    Such a policy, which has certainly many reasons in its favour, has not, however, been brought into force without considerable opposition. The independent boot-black, whose photograph is before the reader, found by experience that the system instituted was not altogether pleasant. He has served in two brigades, the "blues" and the "reds," and found them both equally objectionable ; so, at last, he gave up the uniform, and became an independent boot-black. In this capacity, though free, he experienced all the persecutions to which I have alluded, and as he grew older and more tired of this life, he finally resolved to leave the narrow streets for the broader thoroughfares of the ocean. As a sailor, he promises to become a useful help to his captain and ship. His mother has to nurse an invalid husband, and must also provide for a large family. Under these circumstances, it was not always easy for her to spare the services of her son. But when he became an independent boot-black, he could go out at his own hours, and thus was of greater use to his mother in her trouble; and it was a great help to the family to know that whenever the boy had a few moments to spare, he might run out and hope to gain some pence by cleaning gentlemen's boots.
    The police have not been uniformly successful in stamping out unlicensed shoe- blacks.

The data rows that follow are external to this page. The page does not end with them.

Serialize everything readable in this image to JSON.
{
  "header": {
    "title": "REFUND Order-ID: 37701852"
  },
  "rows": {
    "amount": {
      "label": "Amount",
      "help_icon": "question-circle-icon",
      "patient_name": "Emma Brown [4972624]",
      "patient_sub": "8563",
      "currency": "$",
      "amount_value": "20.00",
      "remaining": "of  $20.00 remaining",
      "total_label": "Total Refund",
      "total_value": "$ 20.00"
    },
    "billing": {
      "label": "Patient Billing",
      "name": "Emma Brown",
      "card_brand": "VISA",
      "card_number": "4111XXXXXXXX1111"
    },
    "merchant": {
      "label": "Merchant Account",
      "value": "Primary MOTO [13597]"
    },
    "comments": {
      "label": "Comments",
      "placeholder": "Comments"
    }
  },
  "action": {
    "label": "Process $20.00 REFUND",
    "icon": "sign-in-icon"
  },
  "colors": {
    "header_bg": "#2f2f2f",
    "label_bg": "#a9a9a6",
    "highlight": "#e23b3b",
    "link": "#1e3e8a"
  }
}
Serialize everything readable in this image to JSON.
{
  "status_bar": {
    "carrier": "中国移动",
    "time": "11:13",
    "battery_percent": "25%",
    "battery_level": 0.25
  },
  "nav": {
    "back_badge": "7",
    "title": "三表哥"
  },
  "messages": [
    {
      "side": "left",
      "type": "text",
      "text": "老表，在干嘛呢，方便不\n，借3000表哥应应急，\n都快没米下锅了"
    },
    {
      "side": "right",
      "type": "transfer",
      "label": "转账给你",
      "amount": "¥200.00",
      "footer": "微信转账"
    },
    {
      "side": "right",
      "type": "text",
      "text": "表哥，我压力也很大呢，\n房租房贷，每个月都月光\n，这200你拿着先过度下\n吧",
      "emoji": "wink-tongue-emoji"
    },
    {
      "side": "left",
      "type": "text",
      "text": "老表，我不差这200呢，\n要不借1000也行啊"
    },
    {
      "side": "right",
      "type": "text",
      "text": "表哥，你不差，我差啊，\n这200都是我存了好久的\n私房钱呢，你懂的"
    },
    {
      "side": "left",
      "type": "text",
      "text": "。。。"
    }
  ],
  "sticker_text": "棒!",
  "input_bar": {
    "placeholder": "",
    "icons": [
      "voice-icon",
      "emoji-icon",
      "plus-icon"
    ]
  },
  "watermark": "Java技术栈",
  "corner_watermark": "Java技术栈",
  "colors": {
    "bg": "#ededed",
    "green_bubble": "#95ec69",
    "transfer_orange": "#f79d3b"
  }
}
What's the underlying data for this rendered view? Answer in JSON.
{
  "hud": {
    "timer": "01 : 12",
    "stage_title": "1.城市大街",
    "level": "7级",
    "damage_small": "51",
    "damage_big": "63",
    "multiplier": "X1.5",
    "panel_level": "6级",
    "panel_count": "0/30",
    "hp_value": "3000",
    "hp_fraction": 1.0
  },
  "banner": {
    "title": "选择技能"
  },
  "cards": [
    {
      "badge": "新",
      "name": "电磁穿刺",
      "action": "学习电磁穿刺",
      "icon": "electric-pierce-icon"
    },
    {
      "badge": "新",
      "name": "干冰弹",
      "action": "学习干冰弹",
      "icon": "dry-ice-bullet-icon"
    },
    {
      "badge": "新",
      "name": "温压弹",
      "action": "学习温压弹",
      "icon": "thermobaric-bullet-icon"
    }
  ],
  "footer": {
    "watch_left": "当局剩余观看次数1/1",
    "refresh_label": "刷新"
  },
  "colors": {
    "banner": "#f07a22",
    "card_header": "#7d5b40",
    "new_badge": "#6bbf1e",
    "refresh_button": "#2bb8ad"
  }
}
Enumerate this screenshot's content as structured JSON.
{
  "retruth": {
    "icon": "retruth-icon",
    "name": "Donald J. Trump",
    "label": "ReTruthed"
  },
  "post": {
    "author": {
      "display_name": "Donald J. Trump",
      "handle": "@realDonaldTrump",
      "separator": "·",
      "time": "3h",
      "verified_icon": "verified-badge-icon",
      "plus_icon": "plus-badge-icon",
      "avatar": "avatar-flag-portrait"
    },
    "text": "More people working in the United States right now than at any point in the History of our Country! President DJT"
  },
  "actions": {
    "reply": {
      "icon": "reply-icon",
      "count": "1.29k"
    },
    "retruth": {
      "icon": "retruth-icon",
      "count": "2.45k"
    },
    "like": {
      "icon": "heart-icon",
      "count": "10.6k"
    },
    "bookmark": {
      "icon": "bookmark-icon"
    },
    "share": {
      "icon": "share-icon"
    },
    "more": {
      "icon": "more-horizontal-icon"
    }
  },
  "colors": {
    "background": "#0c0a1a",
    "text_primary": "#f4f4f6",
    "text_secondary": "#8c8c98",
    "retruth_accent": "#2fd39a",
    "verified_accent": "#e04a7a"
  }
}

In some cases the tradesmen came out of their shops and spoke in their favour; they objected that the shoe-black had been standing outside their doors for many years, was well known to the neighbourhood, had proved himself useful in running errands, or lent his aid to put up the shutters in the evening, and that, consequently, the policeman would oblige them by leaving him alone. There are, therefore, a few independent boot-blacks who lead an easy life, and whom the police refrain from molesting, but these are the exception. Taking a broad view of the question, I may safely repeat that the freedom of trade has, in this respect, been destroyed. Only boys of the brigades and old men and cripples are welcome to practise the art of cleaning boots in the streets of the metropolis.

A.S.